- TO DO:
What you submit must be an exact copy of the listing below, with no images in it.

*** Block opens ***

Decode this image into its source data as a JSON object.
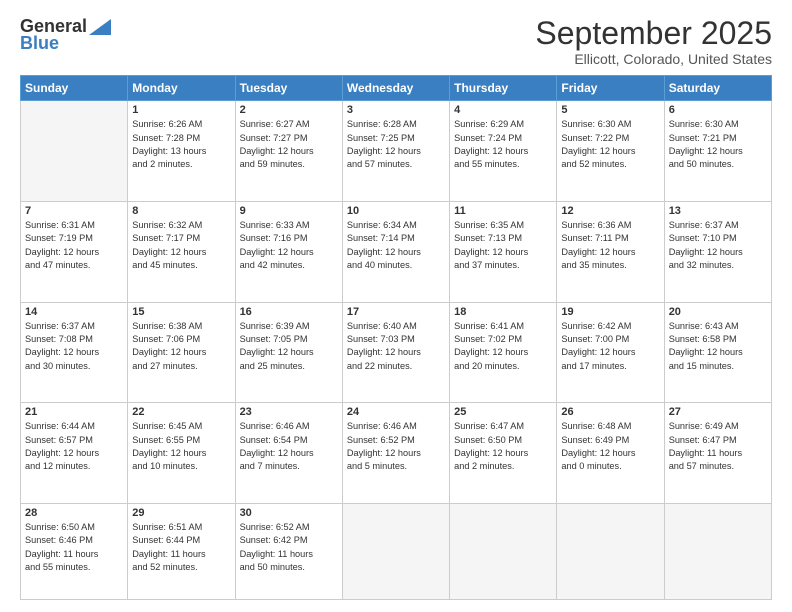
{
  "header": {
    "logo_general": "General",
    "logo_blue": "Blue",
    "title": "September 2025",
    "subtitle": "Ellicott, Colorado, United States"
  },
  "weekdays": [
    "Sunday",
    "Monday",
    "Tuesday",
    "Wednesday",
    "Thursday",
    "Friday",
    "Saturday"
  ],
  "weeks": [
    [
      {
        "day": "",
        "info": ""
      },
      {
        "day": "1",
        "info": "Sunrise: 6:26 AM\nSunset: 7:28 PM\nDaylight: 13 hours\nand 2 minutes."
      },
      {
        "day": "2",
        "info": "Sunrise: 6:27 AM\nSunset: 7:27 PM\nDaylight: 12 hours\nand 59 minutes."
      },
      {
        "day": "3",
        "info": "Sunrise: 6:28 AM\nSunset: 7:25 PM\nDaylight: 12 hours\nand 57 minutes."
      },
      {
        "day": "4",
        "info": "Sunrise: 6:29 AM\nSunset: 7:24 PM\nDaylight: 12 hours\nand 55 minutes."
      },
      {
        "day": "5",
        "info": "Sunrise: 6:30 AM\nSunset: 7:22 PM\nDaylight: 12 hours\nand 52 minutes."
      },
      {
        "day": "6",
        "info": "Sunrise: 6:30 AM\nSunset: 7:21 PM\nDaylight: 12 hours\nand 50 minutes."
      }
    ],
    [
      {
        "day": "7",
        "info": "Sunrise: 6:31 AM\nSunset: 7:19 PM\nDaylight: 12 hours\nand 47 minutes."
      },
      {
        "day": "8",
        "info": "Sunrise: 6:32 AM\nSunset: 7:17 PM\nDaylight: 12 hours\nand 45 minutes."
      },
      {
        "day": "9",
        "info": "Sunrise: 6:33 AM\nSunset: 7:16 PM\nDaylight: 12 hours\nand 42 minutes."
      },
      {
        "day": "10",
        "info": "Sunrise: 6:34 AM\nSunset: 7:14 PM\nDaylight: 12 hours\nand 40 minutes."
      },
      {
        "day": "11",
        "info": "Sunrise: 6:35 AM\nSunset: 7:13 PM\nDaylight: 12 hours\nand 37 minutes."
      },
      {
        "day": "12",
        "info": "Sunrise: 6:36 AM\nSunset: 7:11 PM\nDaylight: 12 hours\nand 35 minutes."
      },
      {
        "day": "13",
        "info": "Sunrise: 6:37 AM\nSunset: 7:10 PM\nDaylight: 12 hours\nand 32 minutes."
      }
    ],
    [
      {
        "day": "14",
        "info": "Sunrise: 6:37 AM\nSunset: 7:08 PM\nDaylight: 12 hours\nand 30 minutes."
      },
      {
        "day": "15",
        "info": "Sunrise: 6:38 AM\nSunset: 7:06 PM\nDaylight: 12 hours\nand 27 minutes."
      },
      {
        "day": "16",
        "info": "Sunrise: 6:39 AM\nSunset: 7:05 PM\nDaylight: 12 hours\nand 25 minutes."
      },
      {
        "day": "17",
        "info": "Sunrise: 6:40 AM\nSunset: 7:03 PM\nDaylight: 12 hours\nand 22 minutes."
      },
      {
        "day": "18",
        "info": "Sunrise: 6:41 AM\nSunset: 7:02 PM\nDaylight: 12 hours\nand 20 minutes."
      },
      {
        "day": "19",
        "info": "Sunrise: 6:42 AM\nSunset: 7:00 PM\nDaylight: 12 hours\nand 17 minutes."
      },
      {
        "day": "20",
        "info": "Sunrise: 6:43 AM\nSunset: 6:58 PM\nDaylight: 12 hours\nand 15 minutes."
      }
    ],
    [
      {
        "day": "21",
        "info": "Sunrise: 6:44 AM\nSunset: 6:57 PM\nDaylight: 12 hours\nand 12 minutes."
      },
      {
        "day": "22",
        "info": "Sunrise: 6:45 AM\nSunset: 6:55 PM\nDaylight: 12 hours\nand 10 minutes."
      },
      {
        "day": "23",
        "info": "Sunrise: 6:46 AM\nSunset: 6:54 PM\nDaylight: 12 hours\nand 7 minutes."
      },
      {
        "day": "24",
        "info": "Sunrise: 6:46 AM\nSunset: 6:52 PM\nDaylight: 12 hours\nand 5 minutes."
      },
      {
        "day": "25",
        "info": "Sunrise: 6:47 AM\nSunset: 6:50 PM\nDaylight: 12 hours\nand 2 minutes."
      },
      {
        "day": "26",
        "info": "Sunrise: 6:48 AM\nSunset: 6:49 PM\nDaylight: 12 hours\nand 0 minutes."
      },
      {
        "day": "27",
        "info": "Sunrise: 6:49 AM\nSunset: 6:47 PM\nDaylight: 11 hours\nand 57 minutes."
      }
    ],
    [
      {
        "day": "28",
        "info": "Sunrise: 6:50 AM\nSunset: 6:46 PM\nDaylight: 11 hours\nand 55 minutes."
      },
      {
        "day": "29",
        "info": "Sunrise: 6:51 AM\nSunset: 6:44 PM\nDaylight: 11 hours\nand 52 minutes."
      },
      {
        "day": "30",
        "info": "Sunrise: 6:52 AM\nSunset: 6:42 PM\nDaylight: 11 hours\nand 50 minutes."
      },
      {
        "day": "",
        "info": ""
      },
      {
        "day": "",
        "info": ""
      },
      {
        "day": "",
        "info": ""
      },
      {
        "day": "",
        "info": ""
      }
    ]
  ]
}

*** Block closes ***

- TASK SOLUTION:
Decode this image into its source data as a JSON object.
{
  "header": {
    "logo_general": "General",
    "logo_blue": "Blue",
    "title": "September 2025",
    "subtitle": "Ellicott, Colorado, United States"
  },
  "weekdays": [
    "Sunday",
    "Monday",
    "Tuesday",
    "Wednesday",
    "Thursday",
    "Friday",
    "Saturday"
  ],
  "weeks": [
    [
      {
        "day": "",
        "info": ""
      },
      {
        "day": "1",
        "info": "Sunrise: 6:26 AM\nSunset: 7:28 PM\nDaylight: 13 hours\nand 2 minutes."
      },
      {
        "day": "2",
        "info": "Sunrise: 6:27 AM\nSunset: 7:27 PM\nDaylight: 12 hours\nand 59 minutes."
      },
      {
        "day": "3",
        "info": "Sunrise: 6:28 AM\nSunset: 7:25 PM\nDaylight: 12 hours\nand 57 minutes."
      },
      {
        "day": "4",
        "info": "Sunrise: 6:29 AM\nSunset: 7:24 PM\nDaylight: 12 hours\nand 55 minutes."
      },
      {
        "day": "5",
        "info": "Sunrise: 6:30 AM\nSunset: 7:22 PM\nDaylight: 12 hours\nand 52 minutes."
      },
      {
        "day": "6",
        "info": "Sunrise: 6:30 AM\nSunset: 7:21 PM\nDaylight: 12 hours\nand 50 minutes."
      }
    ],
    [
      {
        "day": "7",
        "info": "Sunrise: 6:31 AM\nSunset: 7:19 PM\nDaylight: 12 hours\nand 47 minutes."
      },
      {
        "day": "8",
        "info": "Sunrise: 6:32 AM\nSunset: 7:17 PM\nDaylight: 12 hours\nand 45 minutes."
      },
      {
        "day": "9",
        "info": "Sunrise: 6:33 AM\nSunset: 7:16 PM\nDaylight: 12 hours\nand 42 minutes."
      },
      {
        "day": "10",
        "info": "Sunrise: 6:34 AM\nSunset: 7:14 PM\nDaylight: 12 hours\nand 40 minutes."
      },
      {
        "day": "11",
        "info": "Sunrise: 6:35 AM\nSunset: 7:13 PM\nDaylight: 12 hours\nand 37 minutes."
      },
      {
        "day": "12",
        "info": "Sunrise: 6:36 AM\nSunset: 7:11 PM\nDaylight: 12 hours\nand 35 minutes."
      },
      {
        "day": "13",
        "info": "Sunrise: 6:37 AM\nSunset: 7:10 PM\nDaylight: 12 hours\nand 32 minutes."
      }
    ],
    [
      {
        "day": "14",
        "info": "Sunrise: 6:37 AM\nSunset: 7:08 PM\nDaylight: 12 hours\nand 30 minutes."
      },
      {
        "day": "15",
        "info": "Sunrise: 6:38 AM\nSunset: 7:06 PM\nDaylight: 12 hours\nand 27 minutes."
      },
      {
        "day": "16",
        "info": "Sunrise: 6:39 AM\nSunset: 7:05 PM\nDaylight: 12 hours\nand 25 minutes."
      },
      {
        "day": "17",
        "info": "Sunrise: 6:40 AM\nSunset: 7:03 PM\nDaylight: 12 hours\nand 22 minutes."
      },
      {
        "day": "18",
        "info": "Sunrise: 6:41 AM\nSunset: 7:02 PM\nDaylight: 12 hours\nand 20 minutes."
      },
      {
        "day": "19",
        "info": "Sunrise: 6:42 AM\nSunset: 7:00 PM\nDaylight: 12 hours\nand 17 minutes."
      },
      {
        "day": "20",
        "info": "Sunrise: 6:43 AM\nSunset: 6:58 PM\nDaylight: 12 hours\nand 15 minutes."
      }
    ],
    [
      {
        "day": "21",
        "info": "Sunrise: 6:44 AM\nSunset: 6:57 PM\nDaylight: 12 hours\nand 12 minutes."
      },
      {
        "day": "22",
        "info": "Sunrise: 6:45 AM\nSunset: 6:55 PM\nDaylight: 12 hours\nand 10 minutes."
      },
      {
        "day": "23",
        "info": "Sunrise: 6:46 AM\nSunset: 6:54 PM\nDaylight: 12 hours\nand 7 minutes."
      },
      {
        "day": "24",
        "info": "Sunrise: 6:46 AM\nSunset: 6:52 PM\nDaylight: 12 hours\nand 5 minutes."
      },
      {
        "day": "25",
        "info": "Sunrise: 6:47 AM\nSunset: 6:50 PM\nDaylight: 12 hours\nand 2 minutes."
      },
      {
        "day": "26",
        "info": "Sunrise: 6:48 AM\nSunset: 6:49 PM\nDaylight: 12 hours\nand 0 minutes."
      },
      {
        "day": "27",
        "info": "Sunrise: 6:49 AM\nSunset: 6:47 PM\nDaylight: 11 hours\nand 57 minutes."
      }
    ],
    [
      {
        "day": "28",
        "info": "Sunrise: 6:50 AM\nSunset: 6:46 PM\nDaylight: 11 hours\nand 55 minutes."
      },
      {
        "day": "29",
        "info": "Sunrise: 6:51 AM\nSunset: 6:44 PM\nDaylight: 11 hours\nand 52 minutes."
      },
      {
        "day": "30",
        "info": "Sunrise: 6:52 AM\nSunset: 6:42 PM\nDaylight: 11 hours\nand 50 minutes."
      },
      {
        "day": "",
        "info": ""
      },
      {
        "day": "",
        "info": ""
      },
      {
        "day": "",
        "info": ""
      },
      {
        "day": "",
        "info": ""
      }
    ]
  ]
}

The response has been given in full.